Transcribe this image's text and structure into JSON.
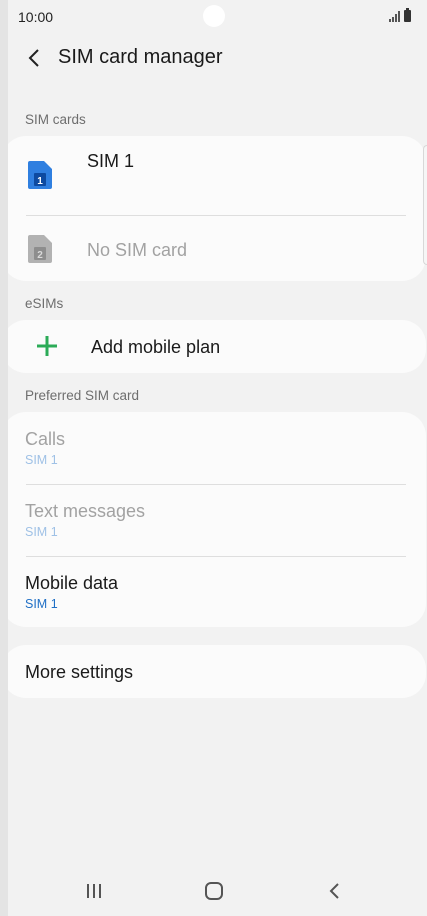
{
  "status_bar": {
    "time": "10:00"
  },
  "header": {
    "title": "SIM card manager"
  },
  "sections": {
    "sim_cards": "SIM cards",
    "esims": "eSIMs",
    "preferred": "Preferred SIM card"
  },
  "sim_cards": [
    {
      "label": "SIM 1",
      "slot": "1",
      "enabled": true,
      "icon_color": "#2f7fe0"
    },
    {
      "label": "No SIM card",
      "slot": "2",
      "enabled": false,
      "icon_color": "#b2b2b2"
    }
  ],
  "esims": {
    "add_label": "Add mobile plan",
    "plus_color": "#2bab57"
  },
  "preferred": [
    {
      "title": "Calls",
      "value": "SIM 1",
      "enabled": false
    },
    {
      "title": "Text messages",
      "value": "SIM 1",
      "enabled": false
    },
    {
      "title": "Mobile data",
      "value": "SIM 1",
      "enabled": true
    }
  ],
  "more_settings": "More settings",
  "nav": {
    "recents": "recents-icon",
    "home": "home-icon",
    "back": "back-icon"
  }
}
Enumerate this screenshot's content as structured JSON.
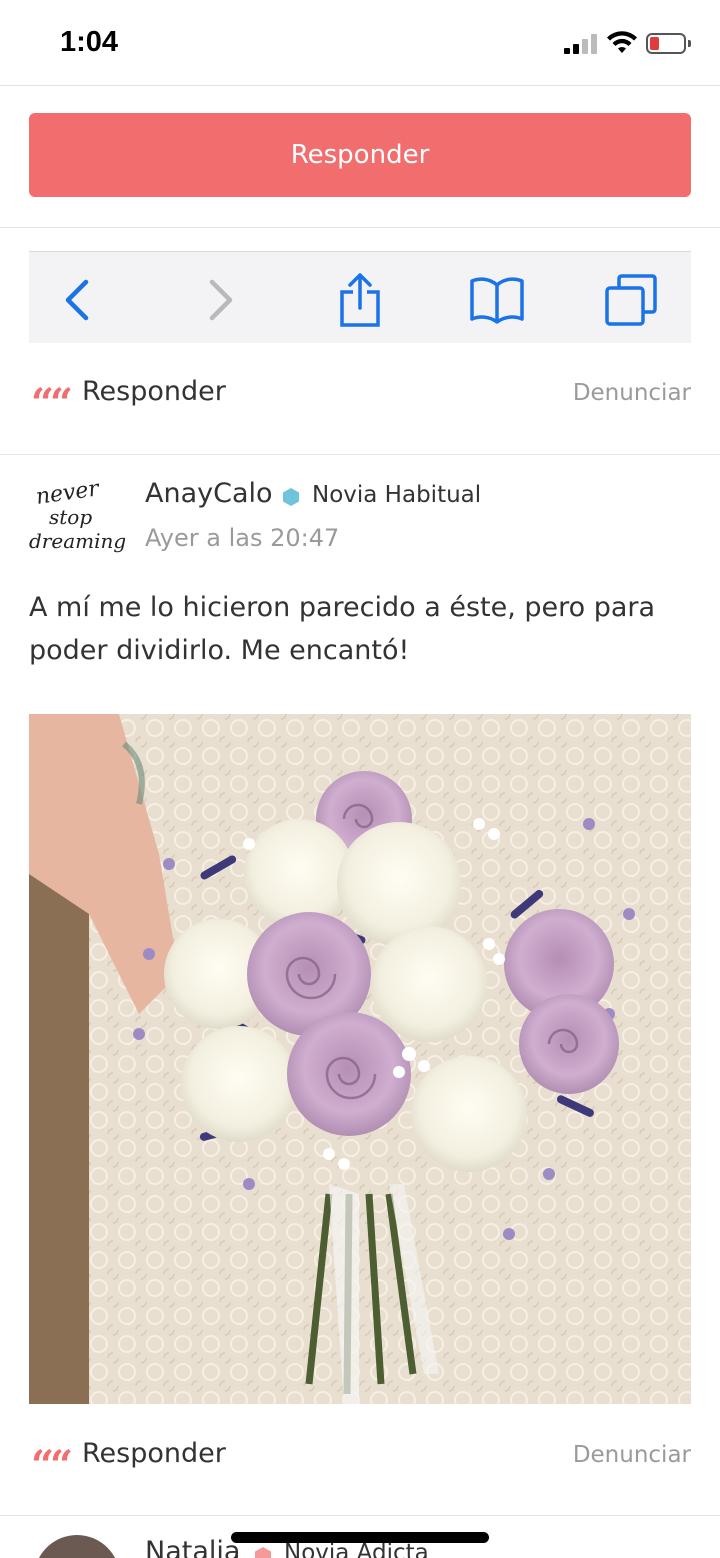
{
  "status_bar": {
    "time": "1:04",
    "icons": [
      "signal-icon",
      "wifi-icon",
      "battery-icon"
    ]
  },
  "reply_button_label": "Responder",
  "browser_toolbar": {
    "icons": [
      "back-icon",
      "forward-icon",
      "share-icon",
      "bookmarks-icon",
      "tabs-icon"
    ],
    "accent_color": "#1a73e8"
  },
  "first_actions": {
    "reply_label": "Responder",
    "report_label": "Denunciar"
  },
  "post": {
    "avatar_text": "never stop dreaming",
    "username": "AnayCalo",
    "badge": "Novia Habitual",
    "badge_color": "#6fc3dc",
    "timestamp": "Ayer a las 20:47",
    "body": "A mí me lo hicieron parecido a éste, pero para poder dividirlo. Me encantó!",
    "image": "bouquet-photo",
    "reply_label": "Responder",
    "report_label": "Denunciar"
  },
  "next_post": {
    "username": "Natalia",
    "badge": "Novia Adicta",
    "badge_color": "#f26d6d"
  },
  "colors": {
    "accent": "#f26d6d",
    "muted_text": "#9a9a9a"
  }
}
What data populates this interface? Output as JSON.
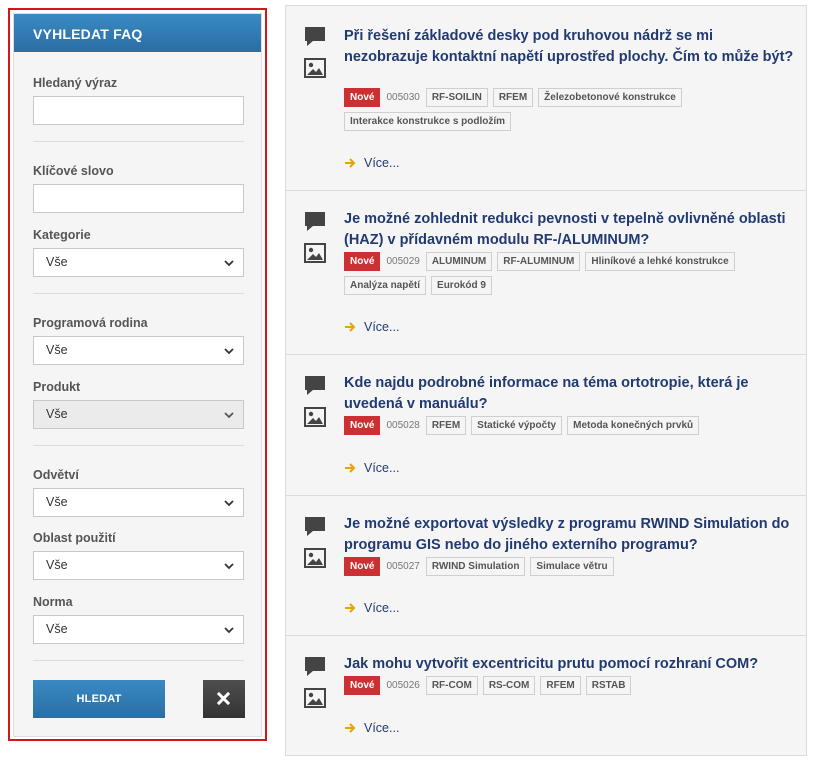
{
  "sidebar": {
    "title": "VYHLEDAT FAQ",
    "search_term_label": "Hledaný výraz",
    "search_term_value": "",
    "keyword_label": "Klíčové slovo",
    "keyword_value": "",
    "category_label": "Kategorie",
    "category_value": "Vše",
    "program_family_label": "Programová rodina",
    "program_family_value": "Vše",
    "product_label": "Produkt",
    "product_value": "Vše",
    "industry_label": "Odvětví",
    "industry_value": "Vše",
    "application_area_label": "Oblast použití",
    "application_area_value": "Vše",
    "standard_label": "Norma",
    "standard_value": "Vše",
    "search_button": "HLEDAT",
    "reset_icon": "close-icon"
  },
  "faq": {
    "new_badge": "Nové",
    "more_label": "Více...",
    "items": [
      {
        "title": "Při řešení základové desky pod kruhovou nádrž se mi nezobrazuje kontaktní napětí uprostřed plochy. Čím to může být?",
        "id": "005030",
        "tags": [
          "RF-SOILIN",
          "RFEM",
          "Železobetonové konstrukce",
          "Interakce konstrukce s podložím"
        ]
      },
      {
        "title": "Je možné zohlednit redukci pevnosti v tepelně ovlivněné oblasti (HAZ) v přídavném modulu RF-/ALUMINUM?",
        "id": "005029",
        "tags": [
          "ALUMINUM",
          "RF-ALUMINUM",
          "Hliníkové a lehké konstrukce",
          "Analýza napětí",
          "Eurokód 9"
        ]
      },
      {
        "title": "Kde najdu podrobné informace na téma ortotropie, která je uvedená v manuálu?",
        "id": "005028",
        "tags": [
          "RFEM",
          "Statické výpočty",
          "Metoda konečných prvků"
        ]
      },
      {
        "title": "Je možné exportovat výsledky z programu RWIND Simulation do programu GIS nebo do jiného externího programu?",
        "id": "005027",
        "tags": [
          "RWIND Simulation",
          "Simulace větru"
        ]
      },
      {
        "title": "Jak mohu vytvořit excentricitu prutu pomocí rozhraní COM?",
        "id": "005026",
        "tags": [
          "RF-COM",
          "RS-COM",
          "RFEM",
          "RSTAB"
        ]
      }
    ]
  },
  "colors": {
    "accent_blue": "#2a6ea5",
    "title_navy": "#213a71",
    "badge_red": "#cc3033",
    "arrow_orange": "#e8a400",
    "highlight_border": "#d4151c"
  }
}
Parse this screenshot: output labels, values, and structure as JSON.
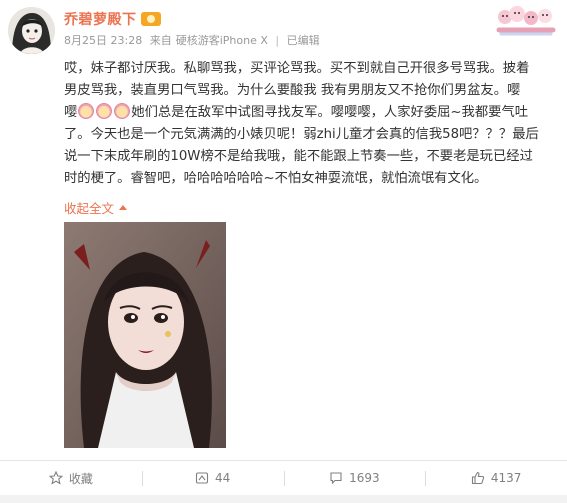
{
  "user": {
    "name": "乔碧萝殿下",
    "timestamp": "8月25日 23:28",
    "source_prefix": "来自",
    "source_device": "硬核游客iPhone X",
    "edited": "已编辑"
  },
  "post": {
    "text_lines": [
      "哎，妹子都讨厌我。私聊骂我，买评论骂我。买不到就自己开很多号骂我。披着",
      "男皮骂我，装直男口气骂我。为什么要酸我   我有男朋友又不抢你们男盆友。嘤",
      "她们总是在敌军中试图寻找友军。嘤嘤嘤，人家好委屈~我都要气吐",
      "了。今天也是一个元気满满的小婊贝呢！弱zhi儿童才会真的信我58吧？？？最后",
      "说一下末成年刷的10W榜不是给我哦，能不能跟上节奏一些，不要老是玩已经过",
      "时的梗了。睿智吧，哈哈哈哈哈哈~不怕女神耍流氓，就怕流氓有文化。"
    ],
    "line3_prefix": "嘤",
    "collapse_label": "收起全文"
  },
  "actions": {
    "favorite": "收藏",
    "repost": "44",
    "comment": "1693",
    "like": "4137"
  },
  "icons": {
    "avatar": "avatar-drawing",
    "vip": "vip-badge-icon",
    "sticker": "cartoon-sticker",
    "emoji": "crying-face-emoji",
    "favorite": "star-icon",
    "repost": "repost-icon",
    "comment": "comment-icon",
    "like": "thumbs-up-icon"
  },
  "colors": {
    "accent": "#eb7350",
    "meta": "#999999",
    "text": "#333333"
  }
}
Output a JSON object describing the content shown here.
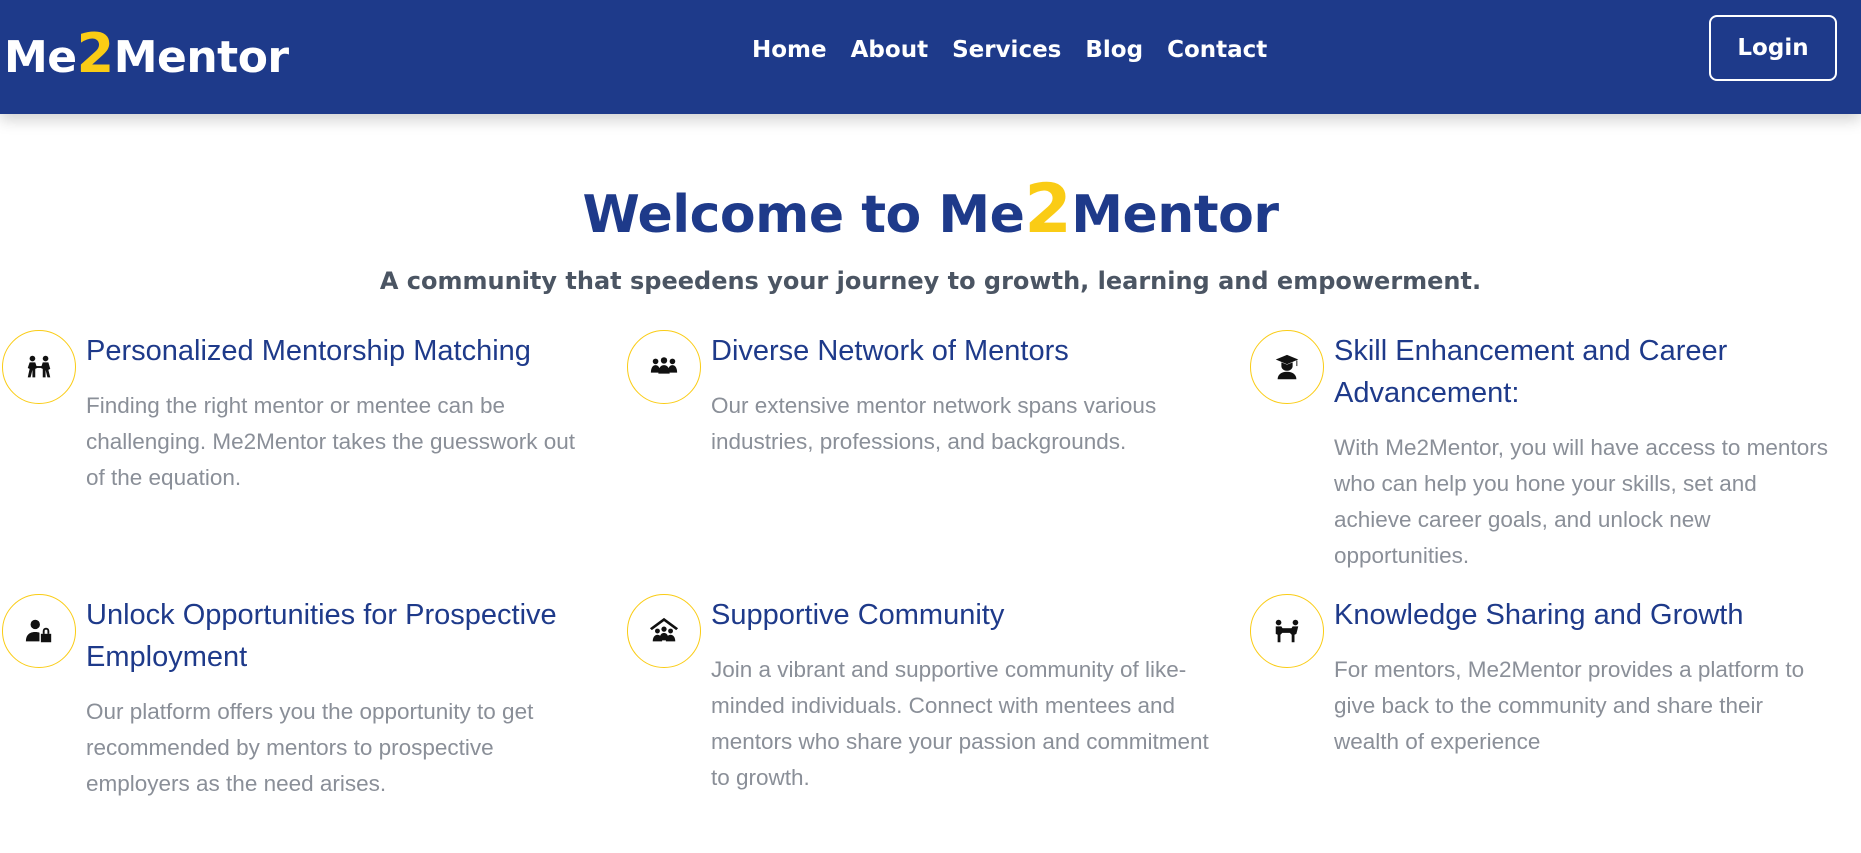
{
  "header": {
    "brand": {
      "prefix": "Me",
      "highlight": "2",
      "suffix": "Mentor"
    },
    "nav": [
      "Home",
      "About",
      "Services",
      "Blog",
      "Contact"
    ],
    "login_label": "Login"
  },
  "hero": {
    "title_prefix": "Welcome to Me",
    "title_highlight": "2",
    "title_suffix": "Mentor",
    "subtitle": "A community that speedens your journey to growth, learning and empowerment."
  },
  "features": [
    {
      "icon": "mentorship-matching-icon",
      "title": "Personalized Mentorship Matching",
      "text": "Finding the right mentor or mentee can be challenging. Me2Mentor takes the guesswork out of the equation."
    },
    {
      "icon": "network-group-icon",
      "title": "Diverse Network of Mentors",
      "text": "Our extensive mentor network spans various industries, professions, and backgrounds."
    },
    {
      "icon": "graduate-icon",
      "title": "Skill Enhancement and Career Advancement:",
      "text": "With Me2Mentor, you will have access to mentors who can help you hone your skills, set and achieve career goals, and unlock new opportunities."
    },
    {
      "icon": "user-lock-icon",
      "title": "Unlock Opportunities for Prospective Employment",
      "text": "Our platform offers you the opportunity to get recommended by mentors to prospective employers as the need arises."
    },
    {
      "icon": "community-roof-icon",
      "title": "Supportive Community",
      "text": "Join a vibrant and supportive community of like-minded individuals. Connect with mentees and mentors who share your passion and commitment to growth."
    },
    {
      "icon": "knowledge-sharing-icon",
      "title": "Knowledge Sharing and Growth",
      "text": "For mentors, Me2Mentor provides a platform to give back to the community and share their wealth of experience"
    }
  ],
  "colors": {
    "primary": "#1e3a8a",
    "accent": "#facc15",
    "body_text": "#8a8f98",
    "subtitle_text": "#4b5563"
  }
}
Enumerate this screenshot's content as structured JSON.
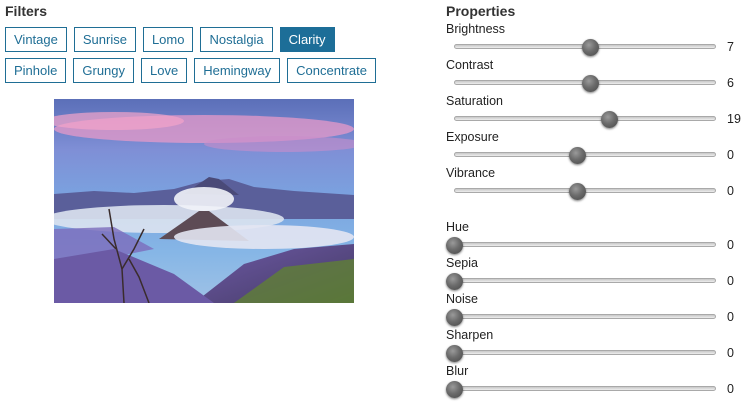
{
  "filters": {
    "heading": "Filters",
    "row1": [
      {
        "label": "Vintage",
        "active": false
      },
      {
        "label": "Sunrise",
        "active": false
      },
      {
        "label": "Lomo",
        "active": false
      },
      {
        "label": "Nostalgia",
        "active": false
      },
      {
        "label": "Clarity",
        "active": true
      }
    ],
    "row2": [
      {
        "label": "Pinhole",
        "active": false
      },
      {
        "label": "Grungy",
        "active": false
      },
      {
        "label": "Love",
        "active": false
      },
      {
        "label": "Hemingway",
        "active": false
      },
      {
        "label": "Concentrate",
        "active": false
      }
    ]
  },
  "properties": {
    "heading": "Properties",
    "sliders": [
      {
        "label": "Brightness",
        "value": "7",
        "fraction": 0.52
      },
      {
        "label": "Contrast",
        "value": "6",
        "fraction": 0.52
      },
      {
        "label": "Saturation",
        "value": "19",
        "fraction": 0.59
      },
      {
        "label": "Exposure",
        "value": "0",
        "fraction": 0.47
      },
      {
        "label": "Vibrance",
        "value": "0",
        "fraction": 0.47
      },
      {
        "label": "Hue",
        "value": "0",
        "fraction": 0.0
      },
      {
        "label": "Sepia",
        "value": "0",
        "fraction": 0.0
      },
      {
        "label": "Noise",
        "value": "0",
        "fraction": 0.0
      },
      {
        "label": "Sharpen",
        "value": "0",
        "fraction": 0.0
      },
      {
        "label": "Blur",
        "value": "0",
        "fraction": 0.0
      }
    ]
  },
  "colors": {
    "accent": "#1d6e98",
    "active_text": "#ffffff"
  },
  "icons": {
    "thumb": "slider-thumb-icon"
  }
}
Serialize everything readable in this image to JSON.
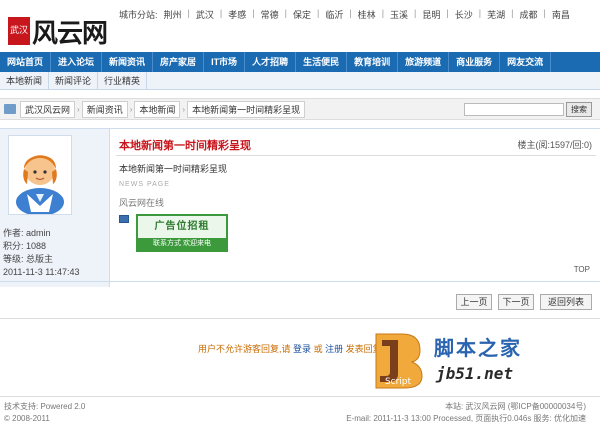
{
  "site": {
    "logo_seal": "武汉",
    "logo_text": "风云网",
    "cities_label": "城市分站:",
    "cities": [
      "荆州",
      "武汉",
      "孝感",
      "常德",
      "保定",
      "临沂",
      "桂林",
      "玉溪",
      "昆明",
      "长沙",
      "芜湖",
      "成都",
      "南昌"
    ]
  },
  "nav": {
    "items": [
      "网站首页",
      "进入论坛",
      "新闻资讯",
      "房产家居",
      "IT市场",
      "人才招聘",
      "生活便民",
      "教育培训",
      "旅游频道",
      "商业服务",
      "网友交流"
    ]
  },
  "subnav": {
    "items": [
      "本地新闻",
      "新闻评论",
      "行业精英"
    ]
  },
  "breadcrumb": {
    "items": [
      "武汉风云网",
      "新闻资讯",
      "本地新闻",
      "本地新闻第一时间精彩呈现"
    ]
  },
  "search": {
    "placeholder": "",
    "button": "搜索"
  },
  "post": {
    "title": "本地新闻第一时间精彩呈现",
    "floor": "楼主(阅:1597/回:0)",
    "body": "本地新闻第一时间精彩呈现",
    "meta": "NEWS PAGE",
    "signature": "风云网在线",
    "ad_title": "广告位招租",
    "ad_footer": "联系方式 欢迎来电",
    "top_link": "TOP"
  },
  "author": {
    "name_line": "作者: admin",
    "posts_line": "积分: 1088",
    "level_line": "等级: 总版主",
    "time_line": "2011-11-3 11:47:43"
  },
  "pager": {
    "prev": "上一页",
    "next": "下一页",
    "back": "返回列表"
  },
  "reply": {
    "text": "用户不允许游客回复,请",
    "login": "登录",
    "or": "或",
    "register": "注册",
    "suffix": "发表回复"
  },
  "watermark": {
    "logo": "JB",
    "logo_sub": "Script",
    "cn": "脚本之家",
    "url": "jb51.net"
  },
  "footer": {
    "left_line1": "技术支持: Powered 2.0",
    "left_line2": "© 2008-2011",
    "right_line1": "本站: 武汉风云网 (鄂ICP备00000034号)",
    "right_line2": "E-mail: 2011-11-3 13:00 Processed, 页面执行0.046s 服务: 优化加速"
  },
  "colors": {
    "nav_bg": "#1b6bb3",
    "title_red": "#c8161d",
    "ad_green": "#3c9a3c"
  }
}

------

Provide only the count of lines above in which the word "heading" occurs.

#### [Response area]
2